* _What you need to do_
Please report the number of lines in the entries below that contain "Clear", with nothing added.
[Opening Task data section]
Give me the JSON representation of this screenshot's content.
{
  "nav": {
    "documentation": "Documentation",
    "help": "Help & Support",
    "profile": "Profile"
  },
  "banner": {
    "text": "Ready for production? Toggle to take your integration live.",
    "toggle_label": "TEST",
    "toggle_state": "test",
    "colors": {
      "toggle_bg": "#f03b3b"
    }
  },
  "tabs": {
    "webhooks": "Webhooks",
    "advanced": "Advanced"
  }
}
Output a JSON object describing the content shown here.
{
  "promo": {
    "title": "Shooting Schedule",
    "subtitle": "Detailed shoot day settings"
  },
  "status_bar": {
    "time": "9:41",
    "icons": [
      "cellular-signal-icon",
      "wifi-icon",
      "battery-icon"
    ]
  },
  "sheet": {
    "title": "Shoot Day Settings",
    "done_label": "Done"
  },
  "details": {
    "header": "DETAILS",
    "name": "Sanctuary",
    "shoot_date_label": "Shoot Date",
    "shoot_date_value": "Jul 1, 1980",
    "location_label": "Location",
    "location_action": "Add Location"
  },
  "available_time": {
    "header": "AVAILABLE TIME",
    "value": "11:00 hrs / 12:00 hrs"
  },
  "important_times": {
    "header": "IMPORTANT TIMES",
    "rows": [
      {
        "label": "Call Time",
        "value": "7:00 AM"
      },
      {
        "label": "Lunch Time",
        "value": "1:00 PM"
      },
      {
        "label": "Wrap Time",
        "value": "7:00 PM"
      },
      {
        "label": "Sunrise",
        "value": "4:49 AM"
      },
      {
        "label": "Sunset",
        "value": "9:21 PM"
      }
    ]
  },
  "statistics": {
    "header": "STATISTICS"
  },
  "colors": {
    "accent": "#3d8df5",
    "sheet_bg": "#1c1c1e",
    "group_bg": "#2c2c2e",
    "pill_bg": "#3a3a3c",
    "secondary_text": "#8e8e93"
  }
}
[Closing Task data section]
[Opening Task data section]
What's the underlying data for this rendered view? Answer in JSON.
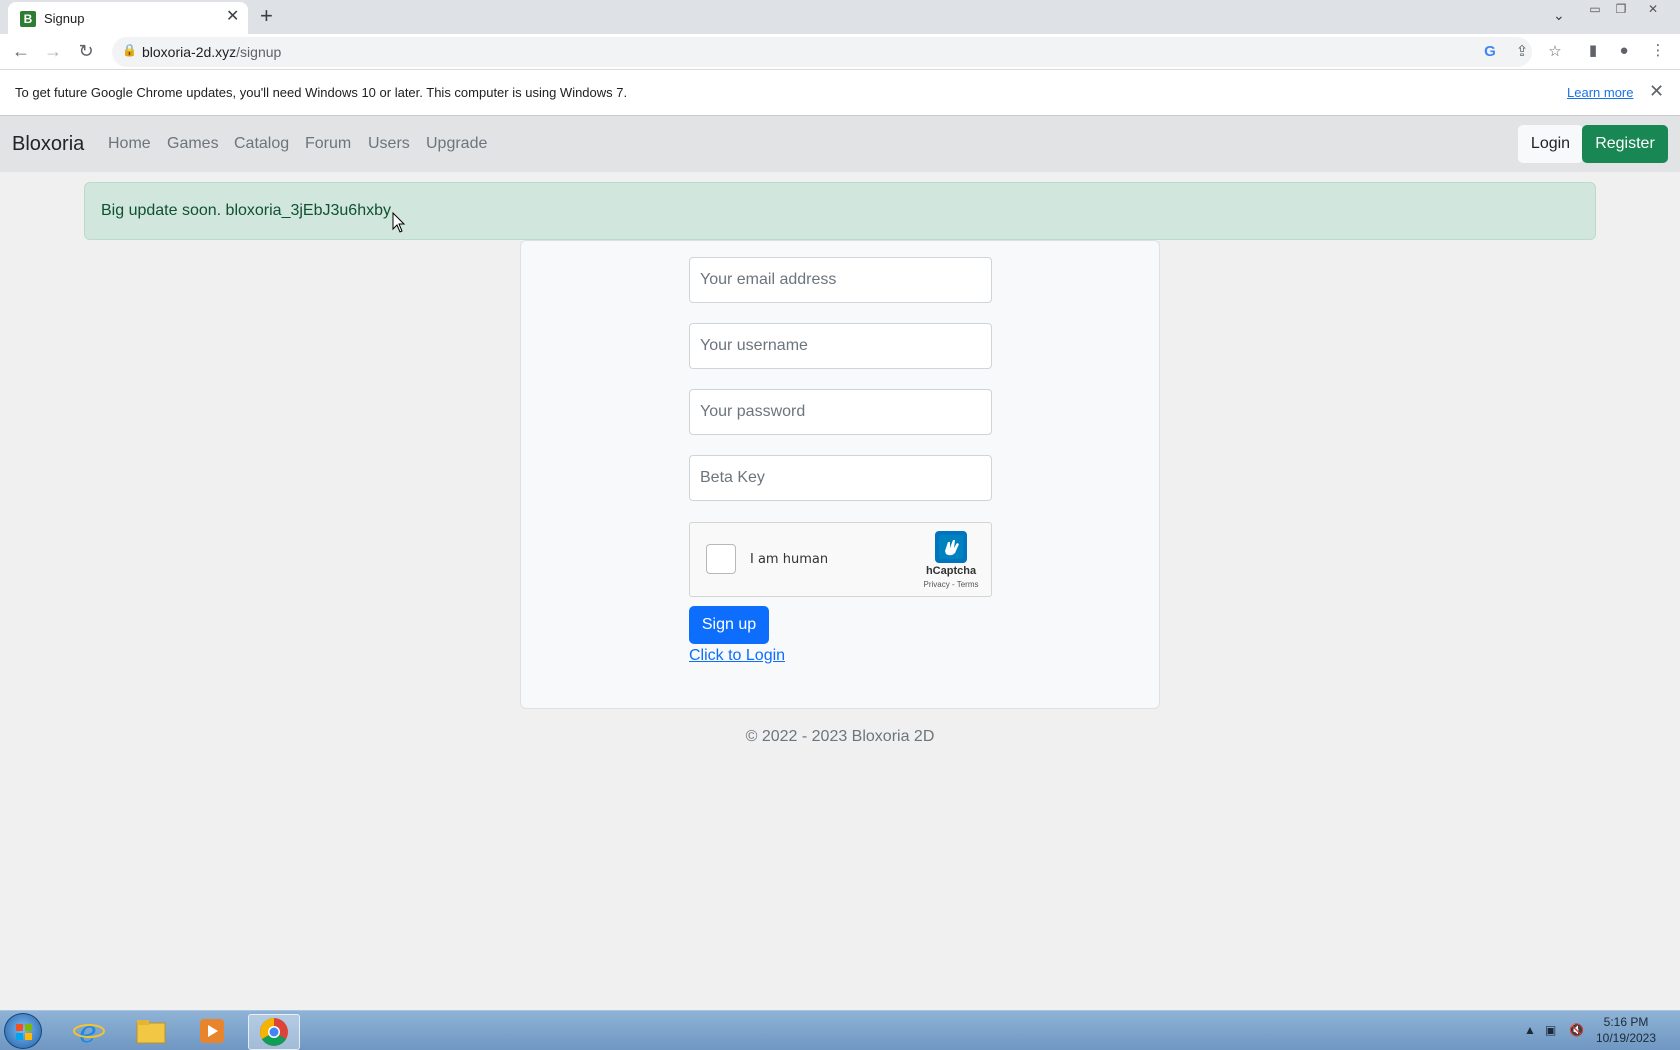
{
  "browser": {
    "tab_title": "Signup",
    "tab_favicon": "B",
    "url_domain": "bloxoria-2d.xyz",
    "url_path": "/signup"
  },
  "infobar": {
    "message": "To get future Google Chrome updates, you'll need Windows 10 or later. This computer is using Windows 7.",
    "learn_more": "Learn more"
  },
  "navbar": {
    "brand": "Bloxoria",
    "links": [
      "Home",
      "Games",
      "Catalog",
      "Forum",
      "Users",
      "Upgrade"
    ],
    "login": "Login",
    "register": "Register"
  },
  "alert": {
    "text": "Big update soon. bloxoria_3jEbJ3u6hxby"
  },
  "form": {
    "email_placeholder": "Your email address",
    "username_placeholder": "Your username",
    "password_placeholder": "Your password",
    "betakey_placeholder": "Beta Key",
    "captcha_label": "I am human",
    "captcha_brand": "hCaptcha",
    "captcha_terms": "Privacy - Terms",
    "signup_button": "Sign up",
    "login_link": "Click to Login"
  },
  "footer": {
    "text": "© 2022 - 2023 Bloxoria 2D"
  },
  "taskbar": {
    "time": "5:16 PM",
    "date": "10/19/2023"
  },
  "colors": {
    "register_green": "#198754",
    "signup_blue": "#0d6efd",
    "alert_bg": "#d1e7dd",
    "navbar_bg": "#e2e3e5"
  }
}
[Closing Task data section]
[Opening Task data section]
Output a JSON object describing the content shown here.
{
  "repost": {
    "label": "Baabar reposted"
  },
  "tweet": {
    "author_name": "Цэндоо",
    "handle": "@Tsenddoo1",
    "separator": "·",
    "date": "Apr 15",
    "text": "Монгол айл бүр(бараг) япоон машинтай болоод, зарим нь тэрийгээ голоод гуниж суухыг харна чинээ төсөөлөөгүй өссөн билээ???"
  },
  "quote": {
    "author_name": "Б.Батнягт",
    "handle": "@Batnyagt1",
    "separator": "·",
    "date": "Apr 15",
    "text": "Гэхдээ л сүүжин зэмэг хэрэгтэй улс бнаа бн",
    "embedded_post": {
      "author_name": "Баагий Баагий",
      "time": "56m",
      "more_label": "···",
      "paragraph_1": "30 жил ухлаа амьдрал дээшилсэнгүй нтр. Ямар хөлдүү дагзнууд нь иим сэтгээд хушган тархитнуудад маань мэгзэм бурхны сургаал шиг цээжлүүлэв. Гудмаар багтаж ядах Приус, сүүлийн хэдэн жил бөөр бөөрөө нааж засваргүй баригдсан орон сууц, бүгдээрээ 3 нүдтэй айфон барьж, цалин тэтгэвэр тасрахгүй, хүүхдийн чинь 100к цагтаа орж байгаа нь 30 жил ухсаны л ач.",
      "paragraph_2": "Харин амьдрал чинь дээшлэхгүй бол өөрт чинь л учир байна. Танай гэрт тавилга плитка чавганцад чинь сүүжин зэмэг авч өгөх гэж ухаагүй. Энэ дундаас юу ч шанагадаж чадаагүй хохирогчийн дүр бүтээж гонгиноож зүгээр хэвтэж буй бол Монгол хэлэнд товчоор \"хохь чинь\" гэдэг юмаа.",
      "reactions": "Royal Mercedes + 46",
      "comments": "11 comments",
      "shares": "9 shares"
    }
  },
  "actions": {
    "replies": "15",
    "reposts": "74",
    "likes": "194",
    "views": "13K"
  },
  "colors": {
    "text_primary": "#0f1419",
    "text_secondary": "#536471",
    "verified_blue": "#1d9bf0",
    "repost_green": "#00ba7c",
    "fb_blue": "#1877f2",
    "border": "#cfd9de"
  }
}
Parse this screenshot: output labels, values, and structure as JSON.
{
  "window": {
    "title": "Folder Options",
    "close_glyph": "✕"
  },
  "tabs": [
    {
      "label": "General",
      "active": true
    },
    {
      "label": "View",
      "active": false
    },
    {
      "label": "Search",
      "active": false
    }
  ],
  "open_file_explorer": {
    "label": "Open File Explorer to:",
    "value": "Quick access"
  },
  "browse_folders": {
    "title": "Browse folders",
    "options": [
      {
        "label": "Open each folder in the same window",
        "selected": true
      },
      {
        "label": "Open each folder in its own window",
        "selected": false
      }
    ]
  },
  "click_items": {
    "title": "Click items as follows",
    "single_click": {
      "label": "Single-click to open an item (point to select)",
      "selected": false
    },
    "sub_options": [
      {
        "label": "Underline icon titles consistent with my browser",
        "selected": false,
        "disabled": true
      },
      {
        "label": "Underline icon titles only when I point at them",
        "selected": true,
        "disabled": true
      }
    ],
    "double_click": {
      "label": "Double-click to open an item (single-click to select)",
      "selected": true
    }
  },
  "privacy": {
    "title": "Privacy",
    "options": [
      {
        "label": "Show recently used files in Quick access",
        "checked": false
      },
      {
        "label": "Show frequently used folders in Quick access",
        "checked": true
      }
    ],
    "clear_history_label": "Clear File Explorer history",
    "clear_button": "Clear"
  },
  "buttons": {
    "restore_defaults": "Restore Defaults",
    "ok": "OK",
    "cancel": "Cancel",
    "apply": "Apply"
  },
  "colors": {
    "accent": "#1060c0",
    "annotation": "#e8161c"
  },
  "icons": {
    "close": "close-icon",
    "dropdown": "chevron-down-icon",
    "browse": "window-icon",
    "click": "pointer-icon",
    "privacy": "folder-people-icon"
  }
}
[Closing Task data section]
* _Reply to the exercise_
2